§ **TASK INSTRUCTIONS**
Work out the number of lines below containing the word "this" and give nothing besides it.

** Opening DATA block **

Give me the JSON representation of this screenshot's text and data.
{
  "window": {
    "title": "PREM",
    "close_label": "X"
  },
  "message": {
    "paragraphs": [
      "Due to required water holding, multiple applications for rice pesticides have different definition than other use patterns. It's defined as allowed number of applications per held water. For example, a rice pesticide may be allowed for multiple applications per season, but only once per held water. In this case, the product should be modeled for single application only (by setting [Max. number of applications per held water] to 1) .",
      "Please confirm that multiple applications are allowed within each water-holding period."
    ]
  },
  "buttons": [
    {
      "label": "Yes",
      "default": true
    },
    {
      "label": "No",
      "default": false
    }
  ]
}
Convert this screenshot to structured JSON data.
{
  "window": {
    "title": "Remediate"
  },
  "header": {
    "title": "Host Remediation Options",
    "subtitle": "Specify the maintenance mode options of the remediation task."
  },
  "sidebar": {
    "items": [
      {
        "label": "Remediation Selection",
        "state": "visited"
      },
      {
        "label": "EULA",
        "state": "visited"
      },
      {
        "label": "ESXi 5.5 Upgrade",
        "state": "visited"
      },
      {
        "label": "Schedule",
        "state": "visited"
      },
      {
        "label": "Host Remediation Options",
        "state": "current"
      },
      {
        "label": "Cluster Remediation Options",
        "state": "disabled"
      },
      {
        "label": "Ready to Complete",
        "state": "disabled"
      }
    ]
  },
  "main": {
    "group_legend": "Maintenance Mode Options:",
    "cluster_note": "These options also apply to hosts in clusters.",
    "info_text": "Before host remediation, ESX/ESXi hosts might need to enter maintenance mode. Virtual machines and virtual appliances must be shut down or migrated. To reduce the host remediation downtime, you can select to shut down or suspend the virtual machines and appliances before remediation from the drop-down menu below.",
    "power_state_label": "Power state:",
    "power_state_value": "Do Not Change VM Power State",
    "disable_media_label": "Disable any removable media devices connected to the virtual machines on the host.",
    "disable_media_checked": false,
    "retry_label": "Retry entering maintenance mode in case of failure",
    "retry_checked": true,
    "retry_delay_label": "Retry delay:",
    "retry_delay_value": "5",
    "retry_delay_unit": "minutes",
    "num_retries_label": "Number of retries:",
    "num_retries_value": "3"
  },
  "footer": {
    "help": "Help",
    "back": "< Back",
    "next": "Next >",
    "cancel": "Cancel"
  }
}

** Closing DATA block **

§ **WRITTEN SOLUTION**
3